When parents divorce, separate or share a child but are not in a relationship, they oftentimes have a child custody arrangement in place. When ruling on custody or visitation arrangement, the family court’s decision is always focused on the best interests of the child.
Sometimes, however, one parent may be dissatisfied with the current child custody or visitation arrangement. When this happens, the dissatisfied parent may want to petition the court for custody modification. However, the parent seeking modification must convince the court that this will not only be in the best interest of the child but also that there has been a significant change in circumstances since the original order was given.
Here are three examples of situations that might be considered significant enough to warrant a custody change:
Changes to the child’s needs

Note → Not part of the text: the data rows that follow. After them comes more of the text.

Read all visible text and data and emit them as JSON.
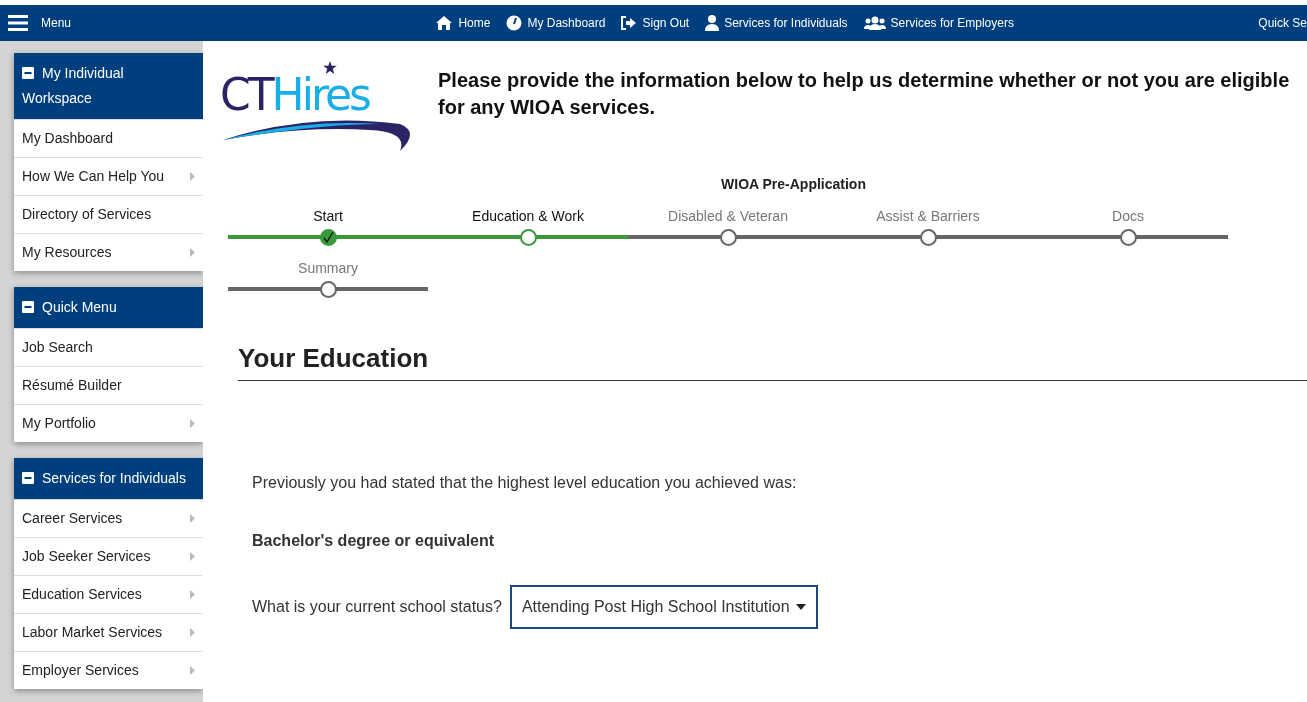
{
  "topbar": {
    "menu_label": "Menu",
    "links": [
      {
        "label": "Home"
      },
      {
        "label": "My Dashboard"
      },
      {
        "label": "Sign Out"
      },
      {
        "label": "Services for Individuals"
      },
      {
        "label": "Services for Employers"
      }
    ],
    "right_label": "Quick Se"
  },
  "sidebar": [
    {
      "title": "My Individual Workspace",
      "items": [
        {
          "label": "My Dashboard",
          "has_submenu": false
        },
        {
          "label": "How We Can Help You",
          "has_submenu": true
        },
        {
          "label": "Directory of Services",
          "has_submenu": false
        },
        {
          "label": "My Resources",
          "has_submenu": true
        }
      ]
    },
    {
      "title": "Quick Menu",
      "items": [
        {
          "label": "Job Search",
          "has_submenu": false
        },
        {
          "label": "Résumé Builder",
          "has_submenu": false
        },
        {
          "label": "My Portfolio",
          "has_submenu": true
        }
      ]
    },
    {
      "title": "Services for Individuals",
      "items": [
        {
          "label": "Career Services",
          "has_submenu": true
        },
        {
          "label": "Job Seeker Services",
          "has_submenu": true
        },
        {
          "label": "Education Services",
          "has_submenu": true
        },
        {
          "label": "Labor Market Services",
          "has_submenu": true
        },
        {
          "label": "Employer Services",
          "has_submenu": true
        }
      ]
    }
  ],
  "logo": [
    "CT",
    "Hires"
  ],
  "intro": "Please provide the information below to help us determine whether or not you are eligible for any WIOA services.",
  "progress": {
    "title": "WIOA Pre-Application",
    "steps": [
      {
        "label": "Start",
        "selected": false
      },
      {
        "label": "Education & Work",
        "selected": true
      },
      {
        "label": "Disabled & Veteran",
        "selected": false
      },
      {
        "label": "Assist & Barriers",
        "selected": false
      },
      {
        "label": "Docs",
        "selected": false
      },
      {
        "label": "Summary",
        "selected": false
      }
    ]
  },
  "section_title": "Your Education",
  "previous_statement": "Previously you had stated that the highest level education you achieved was:",
  "previous_education": "Bachelor's degree or equivalent",
  "school_status": {
    "label": "What is your current school status?",
    "value": "Attending Post High School Institution"
  }
}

Children’s needs keep evolving with age. For instance, a child may sign up for a new extracurricular activity, like a sport, that best fits in with the other parent’s strengths or work schedule. They may also have different educational or health needs that can be better addressed when living with the other parent.

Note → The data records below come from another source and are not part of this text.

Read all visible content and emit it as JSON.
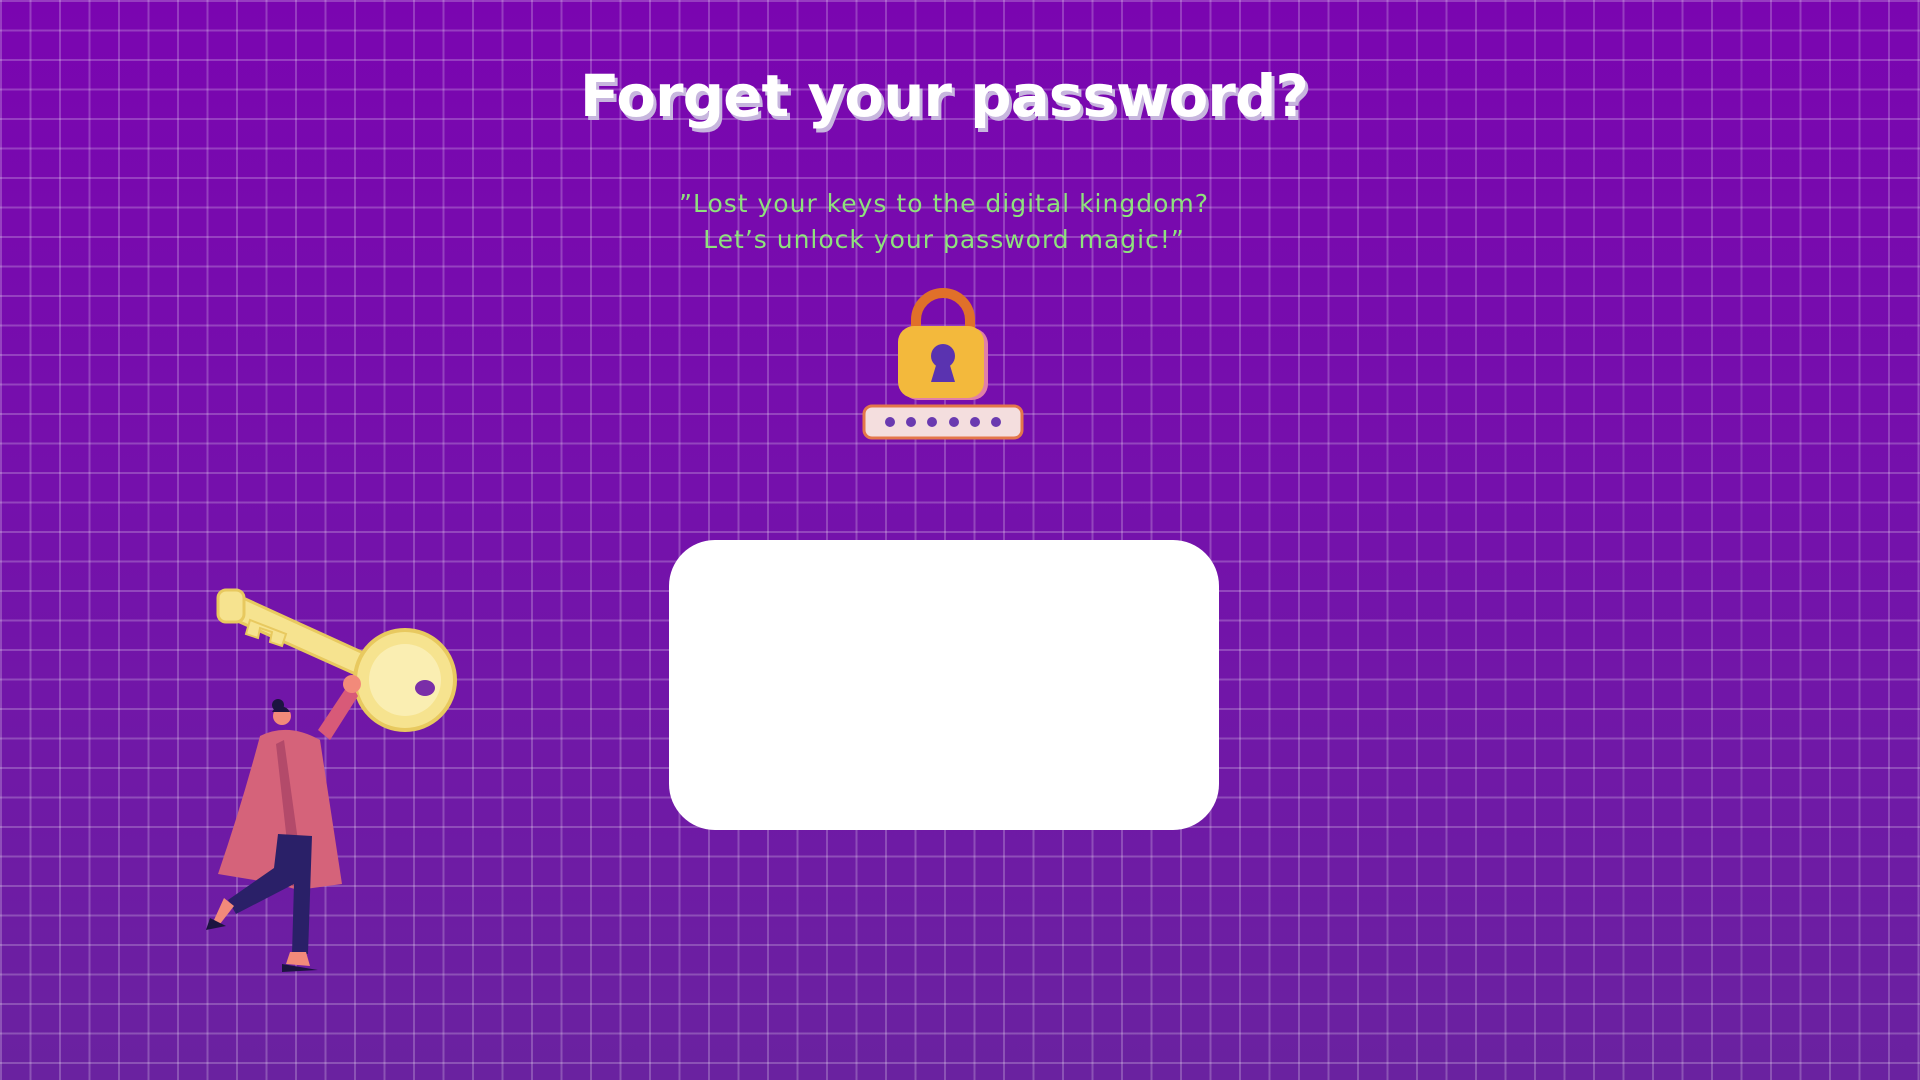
{
  "page": {
    "title": "Forget your password?",
    "subtitle_line1": "”Lost your keys to the digital kingdom?",
    "subtitle_line2": "Let’s unlock your password magic!”"
  },
  "icons": {
    "lock": "padlock-icon",
    "password_dots": "password-field-icon",
    "illustration": "person-carrying-key-illustration"
  },
  "colors": {
    "background": "#7a05b0",
    "title": "#ffffff",
    "subtitle": "#8ee27c",
    "lock_body": "#f3b93c",
    "lock_shackle": "#e0702a",
    "card": "#ffffff"
  }
}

Changes to the circumstances of the parent or parents
A substantial change in either parent’s circumstances may also warrant custody modification. Examples of substantial parental changes may include:
- Loss of income
- A permanent change in lifestyle that has the potential to negatively impact the child’s welfare
- Emotional, mental or physical health challenges
- Drug or substance addiction
- Long-term incarceration
When one parent is no longer physically or mentally capable of caring for a child, that often prompts a need for changes.
Constant breaches of custody or visitation terms
A custody ruling is legally binding and both parents are required to comply with its terms. If one party is persistently breaching the custody terms, the parent who is honoring their end of the deal may petition for changes to the orders.
Your relationship with your child is precious, so don’t let a custody order that no longer works for your family stand in your way. Find out more about your legal options today.